Collected data entries
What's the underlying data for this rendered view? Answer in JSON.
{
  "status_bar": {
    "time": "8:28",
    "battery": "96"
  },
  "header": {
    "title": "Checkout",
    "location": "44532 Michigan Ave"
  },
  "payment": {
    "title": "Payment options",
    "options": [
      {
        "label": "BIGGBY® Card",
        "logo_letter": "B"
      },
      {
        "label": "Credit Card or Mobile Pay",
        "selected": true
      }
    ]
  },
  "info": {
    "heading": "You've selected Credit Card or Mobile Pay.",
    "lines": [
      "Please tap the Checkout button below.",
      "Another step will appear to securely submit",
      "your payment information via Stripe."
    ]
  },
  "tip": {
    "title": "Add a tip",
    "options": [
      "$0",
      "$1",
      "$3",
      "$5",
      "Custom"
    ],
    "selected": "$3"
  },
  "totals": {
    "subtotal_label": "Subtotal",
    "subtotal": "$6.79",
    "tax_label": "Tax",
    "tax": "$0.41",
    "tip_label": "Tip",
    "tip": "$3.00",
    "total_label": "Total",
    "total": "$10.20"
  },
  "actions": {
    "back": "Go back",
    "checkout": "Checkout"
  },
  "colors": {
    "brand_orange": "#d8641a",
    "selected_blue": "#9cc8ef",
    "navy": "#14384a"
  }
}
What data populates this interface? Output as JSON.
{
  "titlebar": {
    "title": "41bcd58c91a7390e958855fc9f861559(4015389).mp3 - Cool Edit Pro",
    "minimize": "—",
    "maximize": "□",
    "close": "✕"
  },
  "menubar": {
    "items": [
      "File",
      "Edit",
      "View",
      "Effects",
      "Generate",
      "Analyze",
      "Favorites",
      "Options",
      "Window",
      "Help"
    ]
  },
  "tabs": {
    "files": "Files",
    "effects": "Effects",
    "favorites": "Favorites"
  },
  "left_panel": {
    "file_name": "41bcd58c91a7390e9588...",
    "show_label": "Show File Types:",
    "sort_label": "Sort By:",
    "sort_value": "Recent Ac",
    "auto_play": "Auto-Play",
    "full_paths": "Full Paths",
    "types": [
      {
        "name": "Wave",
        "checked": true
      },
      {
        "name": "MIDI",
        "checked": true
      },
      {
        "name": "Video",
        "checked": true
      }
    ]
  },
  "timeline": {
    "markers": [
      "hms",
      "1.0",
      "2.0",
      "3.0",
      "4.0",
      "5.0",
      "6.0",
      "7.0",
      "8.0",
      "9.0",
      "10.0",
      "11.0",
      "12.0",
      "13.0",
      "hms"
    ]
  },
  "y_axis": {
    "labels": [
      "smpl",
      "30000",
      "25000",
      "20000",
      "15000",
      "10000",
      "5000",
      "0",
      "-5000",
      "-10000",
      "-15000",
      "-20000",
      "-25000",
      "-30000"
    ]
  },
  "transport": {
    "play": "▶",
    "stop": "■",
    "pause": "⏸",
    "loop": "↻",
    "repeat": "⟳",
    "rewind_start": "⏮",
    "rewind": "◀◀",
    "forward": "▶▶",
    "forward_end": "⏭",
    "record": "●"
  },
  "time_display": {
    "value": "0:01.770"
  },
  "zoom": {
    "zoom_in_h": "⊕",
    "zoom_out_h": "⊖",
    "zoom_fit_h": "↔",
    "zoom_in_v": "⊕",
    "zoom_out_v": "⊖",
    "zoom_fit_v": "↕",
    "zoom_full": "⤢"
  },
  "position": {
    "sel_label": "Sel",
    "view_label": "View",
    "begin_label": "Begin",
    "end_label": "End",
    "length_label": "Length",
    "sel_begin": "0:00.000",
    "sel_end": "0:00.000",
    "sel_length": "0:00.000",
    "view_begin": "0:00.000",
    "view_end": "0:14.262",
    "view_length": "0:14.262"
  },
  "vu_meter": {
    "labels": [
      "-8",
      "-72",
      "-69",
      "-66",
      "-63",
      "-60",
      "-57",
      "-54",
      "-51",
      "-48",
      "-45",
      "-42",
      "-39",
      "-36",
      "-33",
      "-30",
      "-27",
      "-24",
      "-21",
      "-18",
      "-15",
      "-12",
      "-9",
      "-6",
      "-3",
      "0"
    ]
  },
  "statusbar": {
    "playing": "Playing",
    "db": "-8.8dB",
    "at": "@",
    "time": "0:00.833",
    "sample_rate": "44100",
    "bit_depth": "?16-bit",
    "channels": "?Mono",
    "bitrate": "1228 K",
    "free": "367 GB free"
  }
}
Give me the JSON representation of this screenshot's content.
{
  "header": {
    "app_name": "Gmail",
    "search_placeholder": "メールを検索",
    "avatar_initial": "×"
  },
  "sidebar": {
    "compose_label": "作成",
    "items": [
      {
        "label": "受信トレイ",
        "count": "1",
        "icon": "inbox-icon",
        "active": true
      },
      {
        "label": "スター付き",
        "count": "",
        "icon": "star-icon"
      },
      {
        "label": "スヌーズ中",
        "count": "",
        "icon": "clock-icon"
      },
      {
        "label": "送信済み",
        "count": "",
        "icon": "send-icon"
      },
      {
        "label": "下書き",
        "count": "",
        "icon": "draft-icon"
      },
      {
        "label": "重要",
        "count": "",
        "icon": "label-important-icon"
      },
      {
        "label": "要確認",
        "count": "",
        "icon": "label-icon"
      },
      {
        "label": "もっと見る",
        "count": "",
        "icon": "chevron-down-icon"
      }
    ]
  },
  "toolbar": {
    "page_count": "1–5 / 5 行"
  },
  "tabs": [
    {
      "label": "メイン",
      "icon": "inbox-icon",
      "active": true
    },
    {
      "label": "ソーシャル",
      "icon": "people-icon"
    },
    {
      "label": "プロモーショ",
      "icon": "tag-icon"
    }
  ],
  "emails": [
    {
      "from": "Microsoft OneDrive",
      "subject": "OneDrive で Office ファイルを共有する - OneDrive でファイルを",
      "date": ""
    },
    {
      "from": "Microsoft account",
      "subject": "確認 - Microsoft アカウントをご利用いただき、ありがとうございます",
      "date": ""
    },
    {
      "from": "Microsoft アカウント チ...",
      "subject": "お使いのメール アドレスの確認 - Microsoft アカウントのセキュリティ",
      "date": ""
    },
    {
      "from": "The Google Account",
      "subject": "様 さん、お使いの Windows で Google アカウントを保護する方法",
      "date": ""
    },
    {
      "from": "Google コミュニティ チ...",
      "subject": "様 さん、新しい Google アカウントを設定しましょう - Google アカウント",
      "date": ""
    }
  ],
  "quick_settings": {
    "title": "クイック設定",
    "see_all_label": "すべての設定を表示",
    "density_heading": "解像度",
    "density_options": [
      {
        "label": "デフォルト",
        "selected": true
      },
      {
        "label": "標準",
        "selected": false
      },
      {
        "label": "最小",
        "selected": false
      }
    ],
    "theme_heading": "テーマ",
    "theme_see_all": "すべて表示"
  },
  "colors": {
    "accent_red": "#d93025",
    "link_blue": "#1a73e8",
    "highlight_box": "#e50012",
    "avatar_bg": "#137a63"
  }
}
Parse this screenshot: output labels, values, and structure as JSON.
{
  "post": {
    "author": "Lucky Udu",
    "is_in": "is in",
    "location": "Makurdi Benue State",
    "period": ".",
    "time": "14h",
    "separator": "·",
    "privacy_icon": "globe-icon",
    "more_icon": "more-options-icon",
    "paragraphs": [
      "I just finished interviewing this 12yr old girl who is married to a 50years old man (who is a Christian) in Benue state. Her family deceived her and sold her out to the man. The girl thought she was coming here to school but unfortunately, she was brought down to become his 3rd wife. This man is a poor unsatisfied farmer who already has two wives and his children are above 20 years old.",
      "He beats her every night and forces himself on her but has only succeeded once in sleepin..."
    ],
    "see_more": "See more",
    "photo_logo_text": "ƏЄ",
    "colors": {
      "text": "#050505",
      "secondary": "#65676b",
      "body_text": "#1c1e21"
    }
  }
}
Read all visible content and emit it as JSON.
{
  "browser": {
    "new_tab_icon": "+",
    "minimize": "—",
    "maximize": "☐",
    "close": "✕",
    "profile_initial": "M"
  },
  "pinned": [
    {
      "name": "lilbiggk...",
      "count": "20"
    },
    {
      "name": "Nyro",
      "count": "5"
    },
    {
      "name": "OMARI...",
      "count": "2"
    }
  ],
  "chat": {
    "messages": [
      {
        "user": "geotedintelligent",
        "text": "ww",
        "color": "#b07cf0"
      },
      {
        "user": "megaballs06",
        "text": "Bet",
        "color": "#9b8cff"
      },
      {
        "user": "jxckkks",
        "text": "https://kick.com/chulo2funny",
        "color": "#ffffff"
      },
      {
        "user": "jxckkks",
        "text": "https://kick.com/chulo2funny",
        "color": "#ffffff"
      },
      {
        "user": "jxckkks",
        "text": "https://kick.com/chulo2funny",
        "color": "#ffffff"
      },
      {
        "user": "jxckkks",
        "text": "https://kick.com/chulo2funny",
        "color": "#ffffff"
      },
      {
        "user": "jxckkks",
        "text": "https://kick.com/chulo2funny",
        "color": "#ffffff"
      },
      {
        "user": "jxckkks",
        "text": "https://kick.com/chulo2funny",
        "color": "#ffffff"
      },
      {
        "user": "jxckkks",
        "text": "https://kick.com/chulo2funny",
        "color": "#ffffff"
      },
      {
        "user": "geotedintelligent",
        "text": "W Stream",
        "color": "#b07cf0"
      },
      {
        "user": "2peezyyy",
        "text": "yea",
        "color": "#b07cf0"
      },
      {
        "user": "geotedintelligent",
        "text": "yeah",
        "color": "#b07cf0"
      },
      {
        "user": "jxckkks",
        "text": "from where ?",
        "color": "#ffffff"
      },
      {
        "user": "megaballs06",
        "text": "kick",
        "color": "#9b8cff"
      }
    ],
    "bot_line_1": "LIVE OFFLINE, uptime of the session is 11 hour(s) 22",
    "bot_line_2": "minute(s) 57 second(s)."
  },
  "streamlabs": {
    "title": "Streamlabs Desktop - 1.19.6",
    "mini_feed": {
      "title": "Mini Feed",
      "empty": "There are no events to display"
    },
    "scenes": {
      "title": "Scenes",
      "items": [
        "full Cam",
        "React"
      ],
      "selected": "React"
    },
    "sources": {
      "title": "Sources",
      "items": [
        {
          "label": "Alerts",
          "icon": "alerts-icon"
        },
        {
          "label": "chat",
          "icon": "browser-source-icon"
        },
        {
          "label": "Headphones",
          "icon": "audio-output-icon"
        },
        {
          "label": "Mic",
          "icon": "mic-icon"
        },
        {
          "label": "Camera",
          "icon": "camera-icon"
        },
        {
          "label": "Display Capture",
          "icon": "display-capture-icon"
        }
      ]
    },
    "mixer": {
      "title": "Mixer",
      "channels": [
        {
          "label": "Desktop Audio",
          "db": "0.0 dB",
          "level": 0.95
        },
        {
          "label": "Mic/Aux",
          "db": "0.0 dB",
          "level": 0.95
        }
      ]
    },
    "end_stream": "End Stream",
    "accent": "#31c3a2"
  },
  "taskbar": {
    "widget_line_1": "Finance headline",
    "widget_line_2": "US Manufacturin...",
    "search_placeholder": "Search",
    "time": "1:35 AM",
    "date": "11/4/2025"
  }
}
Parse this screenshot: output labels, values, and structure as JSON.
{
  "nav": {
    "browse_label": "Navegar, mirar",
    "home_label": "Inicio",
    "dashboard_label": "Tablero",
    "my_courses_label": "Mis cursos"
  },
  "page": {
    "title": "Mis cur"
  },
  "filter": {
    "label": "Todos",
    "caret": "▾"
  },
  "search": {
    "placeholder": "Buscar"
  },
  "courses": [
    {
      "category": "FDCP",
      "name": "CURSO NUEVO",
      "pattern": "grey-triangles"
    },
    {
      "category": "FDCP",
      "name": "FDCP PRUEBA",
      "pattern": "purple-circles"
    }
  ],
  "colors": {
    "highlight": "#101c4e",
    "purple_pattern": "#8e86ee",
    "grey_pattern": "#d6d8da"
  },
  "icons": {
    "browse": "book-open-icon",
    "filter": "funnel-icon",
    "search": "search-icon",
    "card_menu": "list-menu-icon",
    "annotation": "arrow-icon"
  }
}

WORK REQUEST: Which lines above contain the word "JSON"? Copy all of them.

SOLUTION FOR THIS TASK:
What's the underlying data for this rendered view? Answer in JSON.
What data populates this interface? Output as JSON.
Give me the JSON representation of this screenshot's content.
Parse this screenshot: output labels, values, and structure as JSON.
Read all visible content and emit it as JSON.
Parse this screenshot: output labels, values, and structure as JSON.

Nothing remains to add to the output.